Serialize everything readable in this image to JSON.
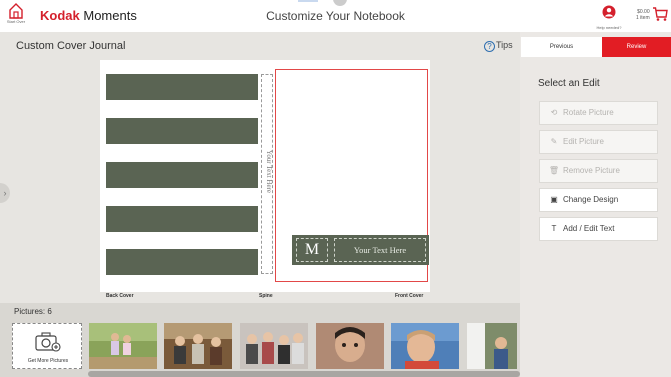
{
  "header": {
    "home_label": "Start Over",
    "brand_kodak": "Kodak",
    "brand_moments": "Moments",
    "page_title": "Customize Your Notebook",
    "help_label": "Help needed?",
    "cart_amount": "$0.00",
    "cart_items": "1 item"
  },
  "subheader": {
    "title": "Custom Cover Journal",
    "tips_label": "Tips"
  },
  "nav": {
    "previous_label": "Previous",
    "review_label": "Review"
  },
  "edit_panel": {
    "heading": "Select an Edit",
    "items": [
      {
        "label": "Rotate Picture",
        "icon": "rotate-icon",
        "enabled": false
      },
      {
        "label": "Edit Picture",
        "icon": "edit-icon",
        "enabled": false
      },
      {
        "label": "Remove Picture",
        "icon": "trash-icon",
        "enabled": false
      },
      {
        "label": "Change Design",
        "icon": "design-icon",
        "enabled": true
      },
      {
        "label": "Add / Edit Text",
        "icon": "text-icon",
        "enabled": true
      }
    ]
  },
  "canvas": {
    "spine_text": "Your Text Here",
    "monogram": "M",
    "front_text": "Your Text Here",
    "back_cover_label": "Back Cover",
    "spine_label": "Spine",
    "front_cover_label": "Front Cover",
    "stripe_color": "#5a6453",
    "selected_border_color": "#e24848"
  },
  "pictures": {
    "label": "Pictures: 6",
    "get_more_label": "Get More Pictures"
  },
  "colors": {
    "accent_red": "#e21d24",
    "brand_red": "#d4202c"
  }
}
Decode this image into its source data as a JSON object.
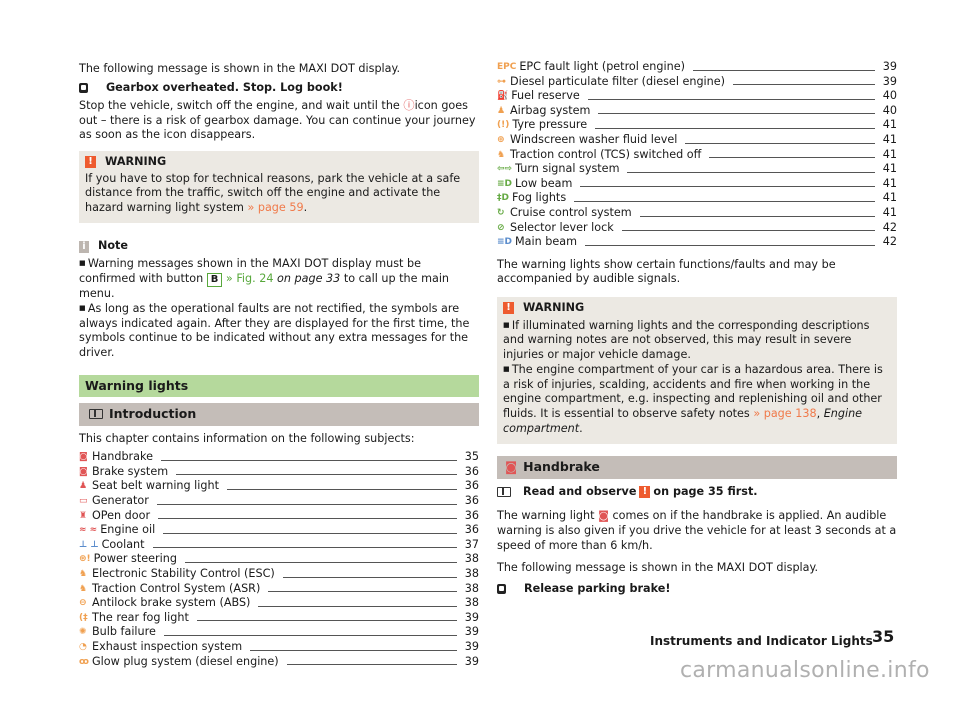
{
  "left": {
    "intro_text": "The following message is shown in the MAXI DOT display.",
    "display_msg_1": "Gearbox overheated. Stop. Log book!",
    "para1_a": "Stop the vehicle, switch off the engine, and wait until the ",
    "para1_icon": "ⓘ",
    "para1_b": "icon goes out – there is a risk of gearbox damage. You can continue your journey as soon as the icon disappears.",
    "warning": {
      "badge": "!",
      "title": "WARNING",
      "text": "If you have to stop for technical reasons, park the vehicle at a safe distance from the traffic, switch off the engine and activate the hazard warning light system ",
      "link": "» page 59",
      "end": "."
    },
    "note": {
      "badge": "i",
      "title": "Note",
      "b1_a": "Warning messages shown in the MAXI DOT display must be confirmed with button ",
      "b1_button": "B",
      "b1_link": " » Fig. 24",
      "b1_italic": " on page 33",
      "b1_b": " to call up the main menu.",
      "b2": "As long as the operational faults are not rectified, the symbols are always indicated again. After they are displayed for the first time, the symbols continue to be indicated without any extra messages for the driver."
    },
    "section_title": "Warning lights",
    "subsection_title": "Introduction",
    "toc_intro": "This chapter contains information on the following subjects:",
    "toc": [
      {
        "icon": "◙",
        "color": "red",
        "label": "Handbrake",
        "page": "35"
      },
      {
        "icon": "◙",
        "color": "red",
        "label": "Brake system",
        "page": "36"
      },
      {
        "icon": "♟",
        "color": "red",
        "label": "Seat belt warning light",
        "page": "36"
      },
      {
        "icon": "▭",
        "color": "red",
        "label": "Generator",
        "page": "36"
      },
      {
        "icon": "♜",
        "color": "red",
        "label": "OPen door",
        "page": "36"
      },
      {
        "icon": "≈ ≈",
        "color": "red",
        "label": "Engine oil",
        "page": "36"
      },
      {
        "icon": "⊥ ⊥",
        "color": "blue",
        "label": "Coolant",
        "page": "37"
      },
      {
        "icon": "⊛!",
        "color": "orange",
        "label": "Power steering",
        "page": "38"
      },
      {
        "icon": "♞",
        "color": "orange",
        "label": "Electronic Stability Control (ESC)",
        "page": "38"
      },
      {
        "icon": "♞",
        "color": "orange",
        "label": "Traction Control System (ASR)",
        "page": "38"
      },
      {
        "icon": "⊖",
        "color": "orange",
        "label": "Antilock brake system (ABS)",
        "page": "38"
      },
      {
        "icon": "(‡",
        "color": "orange",
        "label": "The rear fog light",
        "page": "39"
      },
      {
        "icon": "✺",
        "color": "orange",
        "label": "Bulb failure",
        "page": "39"
      },
      {
        "icon": "◔",
        "color": "orange",
        "label": "Exhaust inspection system",
        "page": "39"
      },
      {
        "icon": "ꝏ",
        "color": "orange",
        "label": "Glow plug system (diesel engine)",
        "page": "39"
      }
    ]
  },
  "right": {
    "toc": [
      {
        "icon": "EPC",
        "color": "orange",
        "label": "EPC fault light (petrol engine)",
        "page": "39"
      },
      {
        "icon": "⊶",
        "color": "orange",
        "label": "Diesel particulate filter (diesel engine)",
        "page": "39"
      },
      {
        "icon": "⛽",
        "color": "orange",
        "label": "Fuel reserve",
        "page": "40"
      },
      {
        "icon": "♟",
        "color": "orange",
        "label": "Airbag system",
        "page": "40"
      },
      {
        "icon": "(!)",
        "color": "orange",
        "label": "Tyre pressure",
        "page": "41"
      },
      {
        "icon": "⊕",
        "color": "orange",
        "label": "Windscreen washer fluid level",
        "page": "41"
      },
      {
        "icon": "♞",
        "color": "orange",
        "label": "Traction control (TCS) switched off",
        "page": "41"
      },
      {
        "icon": "⇦⇨",
        "color": "green",
        "label": "Turn signal system",
        "page": "41"
      },
      {
        "icon": "≡D",
        "color": "green",
        "label": "Low beam",
        "page": "41"
      },
      {
        "icon": "‡D",
        "color": "green",
        "label": "Fog lights",
        "page": "41"
      },
      {
        "icon": "↻",
        "color": "green",
        "label": "Cruise control system",
        "page": "41"
      },
      {
        "icon": "⊘",
        "color": "green",
        "label": "Selector lever lock",
        "page": "42"
      },
      {
        "icon": "≡D",
        "color": "blue",
        "label": "Main beam",
        "page": "42"
      }
    ],
    "after_toc": "The warning lights show certain functions/faults and may be accompanied by audible signals.",
    "warning": {
      "badge": "!",
      "title": "WARNING",
      "b1": "If illuminated warning lights and the corresponding descriptions and warning notes are not observed, this may result in severe injuries or major vehicle damage.",
      "b2_a": "The engine compartment of your car is a hazardous area. There is a risk of injuries, scalding, accidents and fire when working in the engine compartment, e.g. inspecting and replenishing oil and other fluids. It is essential to observe safety notes ",
      "b2_link": "» page 138",
      "b2_sep": ", ",
      "b2_italic": "Engine compartment",
      "b2_end": "."
    },
    "handbrake": {
      "icon": "◙",
      "title": "Handbrake",
      "read_a": "Read and observe ",
      "read_badge": "!",
      "read_b": " on page 35 first.",
      "para_a": "The warning light ",
      "para_icon": "◙",
      "para_b": " comes on if the handbrake is applied. An audible warning is also given if you drive the vehicle for at least 3 seconds at a speed of more than 6 km/h.",
      "intro": "The following message is shown in the MAXI DOT display.",
      "display_msg": "Release parking brake!"
    }
  },
  "footer": {
    "chapter": "Instruments and Indicator Lights",
    "page": "35"
  },
  "watermark": "carmanualsonline.info"
}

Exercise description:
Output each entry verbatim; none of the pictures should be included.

Answer space:
Serialize everything readable in this image to JSON.
{
  "header": {
    "home_label": "Start Over",
    "brand_kodak": "Kodak",
    "brand_moments": "Moments",
    "page_title": "Customize Your Notebook",
    "help_label": "Help needed?",
    "cart_amount": "$0.00",
    "cart_items": "1 item"
  },
  "subheader": {
    "title": "Custom Cover Journal",
    "tips_label": "Tips"
  },
  "nav": {
    "previous_label": "Previous",
    "review_label": "Review"
  },
  "edit_panel": {
    "heading": "Select an Edit",
    "items": [
      {
        "label": "Rotate Picture",
        "icon": "rotate-icon",
        "enabled": false
      },
      {
        "label": "Edit Picture",
        "icon": "edit-icon",
        "enabled": false
      },
      {
        "label": "Remove Picture",
        "icon": "trash-icon",
        "enabled": false
      },
      {
        "label": "Change Design",
        "icon": "design-icon",
        "enabled": true
      },
      {
        "label": "Add / Edit Text",
        "icon": "text-icon",
        "enabled": true
      }
    ]
  },
  "canvas": {
    "spine_text": "Your Text Here",
    "monogram": "M",
    "front_text": "Your Text Here",
    "back_cover_label": "Back Cover",
    "spine_label": "Spine",
    "front_cover_label": "Front Cover",
    "stripe_color": "#5a6453",
    "selected_border_color": "#e24848"
  },
  "pictures": {
    "label": "Pictures: 6",
    "get_more_label": "Get More Pictures"
  },
  "colors": {
    "accent_red": "#e21d24",
    "brand_red": "#d4202c"
  }
}
Decode this image into its source data as a JSON object.
{
  "left": {
    "intro_text": "The following message is shown in the MAXI DOT display.",
    "display_msg_1": "Gearbox overheated. Stop. Log book!",
    "para1_a": "Stop the vehicle, switch off the engine, and wait until the ",
    "para1_icon": "ⓘ",
    "para1_b": "icon goes out – there is a risk of gearbox damage. You can continue your journey as soon as the icon disappears.",
    "warning": {
      "badge": "!",
      "title": "WARNING",
      "text": "If you have to stop for technical reasons, park the vehicle at a safe distance from the traffic, switch off the engine and activate the hazard warning light system ",
      "link": "» page 59",
      "end": "."
    },
    "note": {
      "badge": "i",
      "title": "Note",
      "b1_a": "Warning messages shown in the MAXI DOT display must be confirmed with button ",
      "b1_button": "B",
      "b1_link": " » Fig. 24",
      "b1_italic": " on page 33",
      "b1_b": " to call up the main menu.",
      "b2": "As long as the operational faults are not rectified, the symbols are always indicated again. After they are displayed for the first time, the symbols continue to be indicated without any extra messages for the driver."
    },
    "section_title": "Warning lights",
    "subsection_title": "Introduction",
    "toc_intro": "This chapter contains information on the following subjects:",
    "toc": [
      {
        "icon": "◙",
        "color": "red",
        "label": "Handbrake",
        "page": "35"
      },
      {
        "icon": "◙",
        "color": "red",
        "label": "Brake system",
        "page": "36"
      },
      {
        "icon": "♟",
        "color": "red",
        "label": "Seat belt warning light",
        "page": "36"
      },
      {
        "icon": "▭",
        "color": "red",
        "label": "Generator",
        "page": "36"
      },
      {
        "icon": "♜",
        "color": "red",
        "label": "OPen door",
        "page": "36"
      },
      {
        "icon": "≈ ≈",
        "color": "red",
        "label": "Engine oil",
        "page": "36"
      },
      {
        "icon": "⊥ ⊥",
        "color": "blue",
        "label": "Coolant",
        "page": "37"
      },
      {
        "icon": "⊛!",
        "color": "orange",
        "label": "Power steering",
        "page": "38"
      },
      {
        "icon": "♞",
        "color": "orange",
        "label": "Electronic Stability Control (ESC)",
        "page": "38"
      },
      {
        "icon": "♞",
        "color": "orange",
        "label": "Traction Control System (ASR)",
        "page": "38"
      },
      {
        "icon": "⊖",
        "color": "orange",
        "label": "Antilock brake system (ABS)",
        "page": "38"
      },
      {
        "icon": "(‡",
        "color": "orange",
        "label": "The rear fog light",
        "page": "39"
      },
      {
        "icon": "✺",
        "color": "orange",
        "label": "Bulb failure",
        "page": "39"
      },
      {
        "icon": "◔",
        "color": "orange",
        "label": "Exhaust inspection system",
        "page": "39"
      },
      {
        "icon": "ꝏ",
        "color": "orange",
        "label": "Glow plug system (diesel engine)",
        "page": "39"
      }
    ]
  },
  "right": {
    "toc": [
      {
        "icon": "EPC",
        "color": "orange",
        "label": "EPC fault light (petrol engine)",
        "page": "39"
      },
      {
        "icon": "⊶",
        "color": "orange",
        "label": "Diesel particulate filter (diesel engine)",
        "page": "39"
      },
      {
        "icon": "⛽",
        "color": "orange",
        "label": "Fuel reserve",
        "page": "40"
      },
      {
        "icon": "♟",
        "color": "orange",
        "label": "Airbag system",
        "page": "40"
      },
      {
        "icon": "(!)",
        "color": "orange",
        "label": "Tyre pressure",
        "page": "41"
      },
      {
        "icon": "⊕",
        "color": "orange",
        "label": "Windscreen washer fluid level",
        "page": "41"
      },
      {
        "icon": "♞",
        "color": "orange",
        "label": "Traction control (TCS) switched off",
        "page": "41"
      },
      {
        "icon": "⇦⇨",
        "color": "green",
        "label": "Turn signal system",
        "page": "41"
      },
      {
        "icon": "≡D",
        "color": "green",
        "label": "Low beam",
        "page": "41"
      },
      {
        "icon": "‡D",
        "color": "green",
        "label": "Fog lights",
        "page": "41"
      },
      {
        "icon": "↻",
        "color": "green",
        "label": "Cruise control system",
        "page": "41"
      },
      {
        "icon": "⊘",
        "color": "green",
        "label": "Selector lever lock",
        "page": "42"
      },
      {
        "icon": "≡D",
        "color": "blue",
        "label": "Main beam",
        "page": "42"
      }
    ],
    "after_toc": "The warning lights show certain functions/faults and may be accompanied by audible signals.",
    "warning": {
      "badge": "!",
      "title": "WARNING",
      "b1": "If illuminated warning lights and the corresponding descriptions and warning notes are not observed, this may result in severe injuries or major vehicle damage.",
      "b2_a": "The engine compartment of your car is a hazardous area. There is a risk of injuries, scalding, accidents and fire when working in the engine compartment, e.g. inspecting and replenishing oil and other fluids. It is essential to observe safety notes ",
      "b2_link": "» page 138",
      "b2_sep": ", ",
      "b2_italic": "Engine compartment",
      "b2_end": "."
    },
    "handbrake": {
      "icon": "◙",
      "title": "Handbrake",
      "read_a": "Read and observe ",
      "read_badge": "!",
      "read_b": " on page 35 first.",
      "para_a": "The warning light ",
      "para_icon": "◙",
      "para_b": " comes on if the handbrake is applied. An audible warning is also given if you drive the vehicle for at least 3 seconds at a speed of more than 6 km/h.",
      "intro": "The following message is shown in the MAXI DOT display.",
      "display_msg": "Release parking brake!"
    }
  },
  "footer": {
    "chapter": "Instruments and Indicator Lights",
    "page": "35"
  },
  "watermark": "carmanualsonline.info"
}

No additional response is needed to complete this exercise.